▶ **Exercise requirements**
Go through the data and count the lines holding the string "stSchedulingInfo". Write only the number.

---------- Stored data

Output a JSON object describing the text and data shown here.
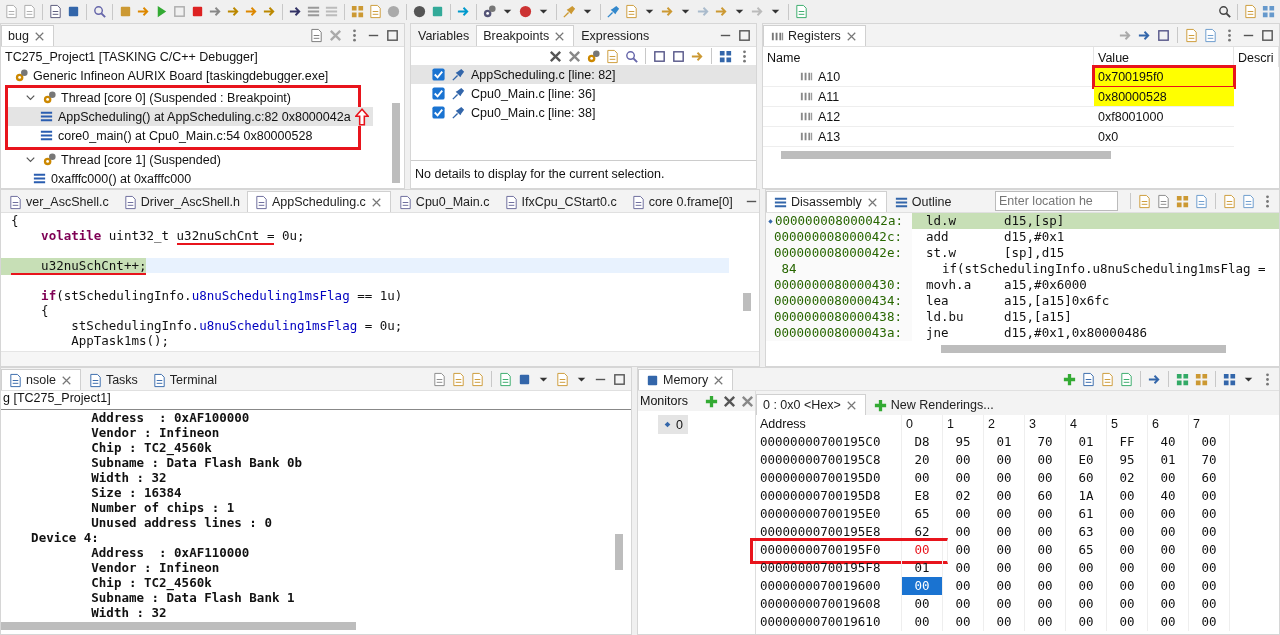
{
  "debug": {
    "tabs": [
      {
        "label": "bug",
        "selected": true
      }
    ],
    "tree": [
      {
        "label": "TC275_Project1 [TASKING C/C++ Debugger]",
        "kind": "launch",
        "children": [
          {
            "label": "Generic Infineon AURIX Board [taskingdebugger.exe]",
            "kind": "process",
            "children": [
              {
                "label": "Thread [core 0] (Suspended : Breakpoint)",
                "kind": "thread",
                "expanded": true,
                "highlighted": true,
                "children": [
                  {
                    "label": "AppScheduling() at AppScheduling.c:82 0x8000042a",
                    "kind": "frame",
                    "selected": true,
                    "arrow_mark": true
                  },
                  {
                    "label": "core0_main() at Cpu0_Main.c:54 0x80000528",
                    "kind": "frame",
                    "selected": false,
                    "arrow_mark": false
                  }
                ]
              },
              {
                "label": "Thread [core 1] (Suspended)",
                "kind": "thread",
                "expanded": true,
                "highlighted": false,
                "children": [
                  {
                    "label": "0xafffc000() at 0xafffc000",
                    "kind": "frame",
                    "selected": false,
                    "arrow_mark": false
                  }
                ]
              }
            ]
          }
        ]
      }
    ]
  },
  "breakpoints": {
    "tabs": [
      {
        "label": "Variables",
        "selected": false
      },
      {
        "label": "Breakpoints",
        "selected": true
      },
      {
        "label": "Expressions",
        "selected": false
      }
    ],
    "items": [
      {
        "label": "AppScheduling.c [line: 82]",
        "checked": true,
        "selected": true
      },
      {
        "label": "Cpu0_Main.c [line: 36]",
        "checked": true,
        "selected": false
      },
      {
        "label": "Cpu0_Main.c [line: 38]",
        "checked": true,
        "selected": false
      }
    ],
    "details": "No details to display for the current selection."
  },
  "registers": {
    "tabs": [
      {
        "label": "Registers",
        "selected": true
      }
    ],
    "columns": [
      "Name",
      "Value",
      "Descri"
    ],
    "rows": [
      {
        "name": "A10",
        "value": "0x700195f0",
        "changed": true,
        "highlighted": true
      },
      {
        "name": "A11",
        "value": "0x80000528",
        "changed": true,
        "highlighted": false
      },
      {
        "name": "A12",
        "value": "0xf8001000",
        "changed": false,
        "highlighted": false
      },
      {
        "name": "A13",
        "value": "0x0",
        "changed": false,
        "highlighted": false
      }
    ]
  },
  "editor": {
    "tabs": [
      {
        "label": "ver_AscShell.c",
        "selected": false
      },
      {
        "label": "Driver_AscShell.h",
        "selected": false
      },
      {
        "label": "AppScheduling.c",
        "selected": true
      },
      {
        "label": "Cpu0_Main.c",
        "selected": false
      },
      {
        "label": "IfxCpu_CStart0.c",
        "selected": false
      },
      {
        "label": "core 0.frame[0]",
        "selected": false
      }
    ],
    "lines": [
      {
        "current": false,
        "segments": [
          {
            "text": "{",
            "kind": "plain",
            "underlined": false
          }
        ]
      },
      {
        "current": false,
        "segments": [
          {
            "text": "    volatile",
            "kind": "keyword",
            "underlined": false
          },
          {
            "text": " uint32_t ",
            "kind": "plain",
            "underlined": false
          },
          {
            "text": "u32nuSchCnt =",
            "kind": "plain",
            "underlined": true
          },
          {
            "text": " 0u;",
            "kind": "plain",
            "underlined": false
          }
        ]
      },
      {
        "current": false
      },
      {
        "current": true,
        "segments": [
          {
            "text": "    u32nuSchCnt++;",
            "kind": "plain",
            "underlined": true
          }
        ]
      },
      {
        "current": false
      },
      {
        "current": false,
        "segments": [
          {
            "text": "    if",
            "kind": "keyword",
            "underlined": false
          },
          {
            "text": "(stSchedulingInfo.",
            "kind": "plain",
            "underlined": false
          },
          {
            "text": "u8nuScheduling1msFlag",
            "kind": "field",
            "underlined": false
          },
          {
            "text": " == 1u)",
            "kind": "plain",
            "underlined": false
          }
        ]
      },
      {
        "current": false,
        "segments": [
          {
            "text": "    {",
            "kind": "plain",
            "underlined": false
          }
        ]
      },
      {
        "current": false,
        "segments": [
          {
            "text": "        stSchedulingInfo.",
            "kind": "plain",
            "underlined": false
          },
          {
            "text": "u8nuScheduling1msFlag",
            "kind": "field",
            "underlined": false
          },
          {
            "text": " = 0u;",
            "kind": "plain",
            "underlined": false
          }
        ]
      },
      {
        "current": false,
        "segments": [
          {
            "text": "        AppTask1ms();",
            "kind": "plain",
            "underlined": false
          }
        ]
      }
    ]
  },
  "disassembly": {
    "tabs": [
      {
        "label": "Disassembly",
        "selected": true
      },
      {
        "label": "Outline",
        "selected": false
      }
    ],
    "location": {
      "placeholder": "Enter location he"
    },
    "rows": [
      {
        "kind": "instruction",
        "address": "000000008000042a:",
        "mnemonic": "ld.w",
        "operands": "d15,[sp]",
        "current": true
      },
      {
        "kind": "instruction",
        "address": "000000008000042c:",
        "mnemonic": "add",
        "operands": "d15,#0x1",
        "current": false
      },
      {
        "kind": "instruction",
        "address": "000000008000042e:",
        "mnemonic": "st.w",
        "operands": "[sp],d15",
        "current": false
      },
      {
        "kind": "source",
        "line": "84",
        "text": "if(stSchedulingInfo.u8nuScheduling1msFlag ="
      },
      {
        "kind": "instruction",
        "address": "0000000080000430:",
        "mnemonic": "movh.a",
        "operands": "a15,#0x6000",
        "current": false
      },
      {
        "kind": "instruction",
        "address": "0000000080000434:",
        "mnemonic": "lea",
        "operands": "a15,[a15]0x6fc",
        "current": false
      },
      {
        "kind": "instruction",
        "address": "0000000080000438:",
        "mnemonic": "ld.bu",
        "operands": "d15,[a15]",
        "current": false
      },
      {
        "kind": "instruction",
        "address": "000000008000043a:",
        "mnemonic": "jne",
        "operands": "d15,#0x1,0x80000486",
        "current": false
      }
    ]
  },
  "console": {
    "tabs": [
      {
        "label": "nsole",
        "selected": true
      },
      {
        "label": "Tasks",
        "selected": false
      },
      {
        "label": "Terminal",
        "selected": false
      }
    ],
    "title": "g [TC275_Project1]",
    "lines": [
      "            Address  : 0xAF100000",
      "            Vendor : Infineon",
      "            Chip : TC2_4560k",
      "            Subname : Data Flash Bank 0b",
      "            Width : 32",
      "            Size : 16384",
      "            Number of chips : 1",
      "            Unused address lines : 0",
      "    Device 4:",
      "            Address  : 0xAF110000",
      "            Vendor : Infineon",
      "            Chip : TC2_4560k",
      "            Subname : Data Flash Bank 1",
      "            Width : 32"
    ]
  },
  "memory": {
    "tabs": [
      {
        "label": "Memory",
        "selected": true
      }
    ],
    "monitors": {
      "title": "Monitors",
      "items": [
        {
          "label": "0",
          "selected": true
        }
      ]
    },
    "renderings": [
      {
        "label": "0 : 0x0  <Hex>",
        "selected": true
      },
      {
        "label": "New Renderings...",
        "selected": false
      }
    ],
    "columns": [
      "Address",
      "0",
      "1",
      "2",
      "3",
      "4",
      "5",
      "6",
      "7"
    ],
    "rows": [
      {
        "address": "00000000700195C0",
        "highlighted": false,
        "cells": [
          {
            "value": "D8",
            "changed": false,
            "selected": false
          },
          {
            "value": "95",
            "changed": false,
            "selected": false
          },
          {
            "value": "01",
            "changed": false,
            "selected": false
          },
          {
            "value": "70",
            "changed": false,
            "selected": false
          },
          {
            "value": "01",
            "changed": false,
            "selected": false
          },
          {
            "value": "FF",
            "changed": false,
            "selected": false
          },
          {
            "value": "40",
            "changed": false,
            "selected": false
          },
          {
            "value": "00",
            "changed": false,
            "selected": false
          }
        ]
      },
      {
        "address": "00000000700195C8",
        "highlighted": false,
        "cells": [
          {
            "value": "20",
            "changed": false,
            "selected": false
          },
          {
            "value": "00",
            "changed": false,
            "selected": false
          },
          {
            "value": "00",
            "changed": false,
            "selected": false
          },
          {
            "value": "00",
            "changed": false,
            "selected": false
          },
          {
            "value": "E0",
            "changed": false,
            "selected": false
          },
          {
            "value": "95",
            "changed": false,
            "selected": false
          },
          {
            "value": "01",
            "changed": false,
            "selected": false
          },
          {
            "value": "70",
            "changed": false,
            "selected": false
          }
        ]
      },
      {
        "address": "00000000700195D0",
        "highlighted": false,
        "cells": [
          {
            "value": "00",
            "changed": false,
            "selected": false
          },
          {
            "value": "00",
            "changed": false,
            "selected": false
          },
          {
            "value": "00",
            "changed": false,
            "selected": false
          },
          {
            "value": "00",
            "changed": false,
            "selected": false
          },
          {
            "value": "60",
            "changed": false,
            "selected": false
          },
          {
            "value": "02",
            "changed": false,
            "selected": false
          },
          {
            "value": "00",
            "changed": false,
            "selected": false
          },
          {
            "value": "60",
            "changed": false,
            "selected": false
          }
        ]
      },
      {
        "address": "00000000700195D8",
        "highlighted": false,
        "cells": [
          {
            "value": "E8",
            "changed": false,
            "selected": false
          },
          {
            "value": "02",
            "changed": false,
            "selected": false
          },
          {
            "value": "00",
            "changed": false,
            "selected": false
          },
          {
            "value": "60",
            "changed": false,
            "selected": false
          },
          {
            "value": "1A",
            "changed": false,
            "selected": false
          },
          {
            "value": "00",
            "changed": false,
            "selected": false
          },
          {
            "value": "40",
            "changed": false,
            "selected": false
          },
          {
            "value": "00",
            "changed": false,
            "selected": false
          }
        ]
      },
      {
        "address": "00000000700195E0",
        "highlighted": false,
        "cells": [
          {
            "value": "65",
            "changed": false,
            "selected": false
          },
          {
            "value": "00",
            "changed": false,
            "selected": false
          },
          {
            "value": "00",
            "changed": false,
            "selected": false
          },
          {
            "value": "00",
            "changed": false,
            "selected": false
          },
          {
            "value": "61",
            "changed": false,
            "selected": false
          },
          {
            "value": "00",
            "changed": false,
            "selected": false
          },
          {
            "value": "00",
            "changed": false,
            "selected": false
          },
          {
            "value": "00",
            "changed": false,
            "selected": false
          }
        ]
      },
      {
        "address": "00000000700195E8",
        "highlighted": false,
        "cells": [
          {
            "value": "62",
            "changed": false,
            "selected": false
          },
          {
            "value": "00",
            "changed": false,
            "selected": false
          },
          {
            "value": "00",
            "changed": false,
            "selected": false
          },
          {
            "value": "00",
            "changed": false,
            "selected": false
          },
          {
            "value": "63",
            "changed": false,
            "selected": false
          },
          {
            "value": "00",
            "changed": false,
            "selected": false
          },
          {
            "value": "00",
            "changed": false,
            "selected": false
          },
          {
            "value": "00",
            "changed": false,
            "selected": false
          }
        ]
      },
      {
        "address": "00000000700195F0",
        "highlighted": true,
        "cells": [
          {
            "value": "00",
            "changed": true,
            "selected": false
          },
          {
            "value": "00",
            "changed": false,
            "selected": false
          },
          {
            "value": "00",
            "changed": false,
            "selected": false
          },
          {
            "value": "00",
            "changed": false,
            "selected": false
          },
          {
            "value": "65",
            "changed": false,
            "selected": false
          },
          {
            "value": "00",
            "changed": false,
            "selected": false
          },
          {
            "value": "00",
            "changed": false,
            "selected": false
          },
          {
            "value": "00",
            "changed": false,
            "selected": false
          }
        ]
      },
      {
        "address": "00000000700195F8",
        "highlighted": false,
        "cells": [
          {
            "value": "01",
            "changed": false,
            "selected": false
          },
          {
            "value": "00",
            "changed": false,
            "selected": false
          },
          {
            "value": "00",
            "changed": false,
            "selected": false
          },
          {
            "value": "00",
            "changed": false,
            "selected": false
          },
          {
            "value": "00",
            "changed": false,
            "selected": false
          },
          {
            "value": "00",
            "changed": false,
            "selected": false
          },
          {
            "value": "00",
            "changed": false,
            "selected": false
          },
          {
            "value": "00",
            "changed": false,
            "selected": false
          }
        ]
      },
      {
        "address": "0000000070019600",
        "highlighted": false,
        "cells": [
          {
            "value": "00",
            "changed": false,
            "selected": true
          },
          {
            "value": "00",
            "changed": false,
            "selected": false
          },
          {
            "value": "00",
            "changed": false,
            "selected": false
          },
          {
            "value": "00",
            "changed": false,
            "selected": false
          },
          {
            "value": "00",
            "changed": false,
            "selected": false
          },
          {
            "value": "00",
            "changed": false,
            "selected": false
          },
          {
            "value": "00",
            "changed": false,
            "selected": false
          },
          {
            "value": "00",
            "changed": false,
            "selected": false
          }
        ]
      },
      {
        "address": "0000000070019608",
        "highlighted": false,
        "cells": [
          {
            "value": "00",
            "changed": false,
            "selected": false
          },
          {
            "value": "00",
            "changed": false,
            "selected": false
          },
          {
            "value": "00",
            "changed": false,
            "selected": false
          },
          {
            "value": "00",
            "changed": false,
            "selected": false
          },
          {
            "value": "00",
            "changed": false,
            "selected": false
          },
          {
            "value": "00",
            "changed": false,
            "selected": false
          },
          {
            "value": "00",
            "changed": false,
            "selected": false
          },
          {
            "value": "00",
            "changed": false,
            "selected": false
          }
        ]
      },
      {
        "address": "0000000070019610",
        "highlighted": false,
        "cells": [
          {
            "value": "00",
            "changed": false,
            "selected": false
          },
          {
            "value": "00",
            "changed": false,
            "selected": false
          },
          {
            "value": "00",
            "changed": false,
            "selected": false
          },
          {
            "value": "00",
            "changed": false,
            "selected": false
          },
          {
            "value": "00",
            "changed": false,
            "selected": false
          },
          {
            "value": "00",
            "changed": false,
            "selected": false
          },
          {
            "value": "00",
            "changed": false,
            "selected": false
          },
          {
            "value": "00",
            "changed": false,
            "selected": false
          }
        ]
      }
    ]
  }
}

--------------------

▶ **Task result**
3